_TASK REQUIREMENTS_
Pictures aside, the data must be reproduced exactly.

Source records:
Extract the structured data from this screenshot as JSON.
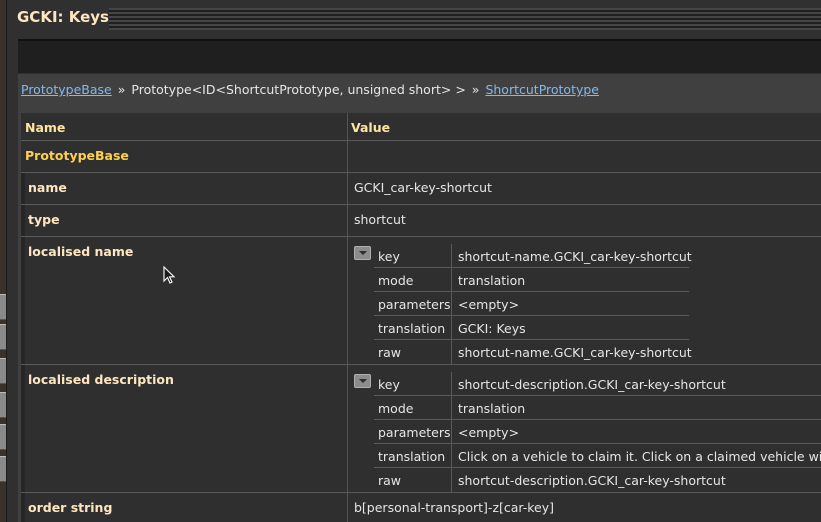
{
  "window": {
    "title": "GCKI: Keys"
  },
  "breadcrumb": {
    "link1": "PrototypeBase",
    "sep": "»",
    "middle": "Prototype<ID<ShortcutPrototype, unsigned short> >",
    "link2": "ShortcutPrototype"
  },
  "table": {
    "headers": {
      "name": "Name",
      "value": "Value"
    },
    "section": "PrototypeBase",
    "rows": {
      "name": {
        "label": "name",
        "value": "GCKI_car-key-shortcut"
      },
      "type": {
        "label": "type",
        "value": "shortcut"
      },
      "localised_name": {
        "label": "localised name",
        "key": {
          "k": "key",
          "v": "shortcut-name.GCKI_car-key-shortcut"
        },
        "mode": {
          "k": "mode",
          "v": "translation"
        },
        "parameters": {
          "k": "parameters",
          "v": "<empty>"
        },
        "translation": {
          "k": "translation",
          "v": "GCKI: Keys"
        },
        "raw": {
          "k": "raw",
          "v": "shortcut-name.GCKI_car-key-shortcut"
        }
      },
      "localised_description": {
        "label": "localised description",
        "key": {
          "k": "key",
          "v": "shortcut-description.GCKI_car-key-shortcut"
        },
        "mode": {
          "k": "mode",
          "v": "translation"
        },
        "parameters": {
          "k": "parameters",
          "v": "<empty>"
        },
        "translation": {
          "k": "translation",
          "v": "Click on a vehicle to claim it. Click on a claimed vehicle will lock/"
        },
        "raw": {
          "k": "raw",
          "v": "shortcut-description.GCKI_car-key-shortcut"
        }
      },
      "order": {
        "label": "order string",
        "value": "b[personal-transport]-z[car-key]"
      }
    }
  },
  "icons": {
    "toggle": "collapse-toggle-icon",
    "cursor": "mouse-cursor-icon"
  },
  "colors": {
    "link": "#84b8f0",
    "header": "#ffe6a0",
    "section": "#ffd050",
    "title": "#ffe6c0"
  }
}
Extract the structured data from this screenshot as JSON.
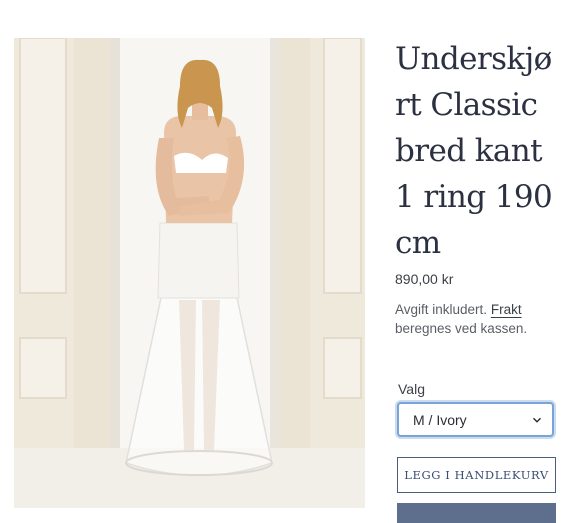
{
  "product": {
    "title": "Underskjørt Classic bred kant 1 ring 190cm",
    "price": "890,00 kr",
    "tax_note": "Avgift inkludert.",
    "shipping_link": "Frakt",
    "shipping_note": "beregnes ved kassen.",
    "image_alt": "Underskjørt Classic bred kant 1 ring 190cm"
  },
  "variant": {
    "label": "Valg",
    "selected": "M / Ivory"
  },
  "actions": {
    "add_to_cart": "LEGG I HANDLEKURV"
  },
  "icons": {
    "dropdown": "chevron-down-icon"
  },
  "colors": {
    "accent": "#3b4d73",
    "focus_ring": "#7aa3d6",
    "buy_button": "#5e6f8e"
  }
}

_RESULT_
Extract the structured data from this screenshot as JSON.
{
  "window": {
    "title": "GCKI: Keys"
  },
  "breadcrumb": {
    "link1": "PrototypeBase",
    "sep": "»",
    "middle": "Prototype<ID<ShortcutPrototype, unsigned short> >",
    "link2": "ShortcutPrototype"
  },
  "table": {
    "headers": {
      "name": "Name",
      "value": "Value"
    },
    "section": "PrototypeBase",
    "rows": {
      "name": {
        "label": "name",
        "value": "GCKI_car-key-shortcut"
      },
      "type": {
        "label": "type",
        "value": "shortcut"
      },
      "localised_name": {
        "label": "localised name",
        "key": {
          "k": "key",
          "v": "shortcut-name.GCKI_car-key-shortcut"
        },
        "mode": {
          "k": "mode",
          "v": "translation"
        },
        "parameters": {
          "k": "parameters",
          "v": "<empty>"
        },
        "translation": {
          "k": "translation",
          "v": "GCKI: Keys"
        },
        "raw": {
          "k": "raw",
          "v": "shortcut-name.GCKI_car-key-shortcut"
        }
      },
      "localised_description": {
        "label": "localised description",
        "key": {
          "k": "key",
          "v": "shortcut-description.GCKI_car-key-shortcut"
        },
        "mode": {
          "k": "mode",
          "v": "translation"
        },
        "parameters": {
          "k": "parameters",
          "v": "<empty>"
        },
        "translation": {
          "k": "translation",
          "v": "Click on a vehicle to claim it. Click on a claimed vehicle will lock/"
        },
        "raw": {
          "k": "raw",
          "v": "shortcut-description.GCKI_car-key-shortcut"
        }
      },
      "order": {
        "label": "order string",
        "value": "b[personal-transport]-z[car-key]"
      }
    }
  },
  "icons": {
    "toggle": "collapse-toggle-icon",
    "cursor": "mouse-cursor-icon"
  },
  "colors": {
    "link": "#84b8f0",
    "header": "#ffe6a0",
    "section": "#ffd050",
    "title": "#ffe6c0"
  }
}
Extract the structured data from this screenshot as JSON.
{
  "product": {
    "title": "Underskjørt Classic bred kant 1 ring 190cm",
    "price": "890,00 kr",
    "tax_note": "Avgift inkludert.",
    "shipping_link": "Frakt",
    "shipping_note": "beregnes ved kassen.",
    "image_alt": "Underskjørt Classic bred kant 1 ring 190cm"
  },
  "variant": {
    "label": "Valg",
    "selected": "M / Ivory"
  },
  "actions": {
    "add_to_cart": "LEGG I HANDLEKURV"
  },
  "icons": {
    "dropdown": "chevron-down-icon"
  },
  "colors": {
    "accent": "#3b4d73",
    "focus_ring": "#7aa3d6",
    "buy_button": "#5e6f8e"
  }
}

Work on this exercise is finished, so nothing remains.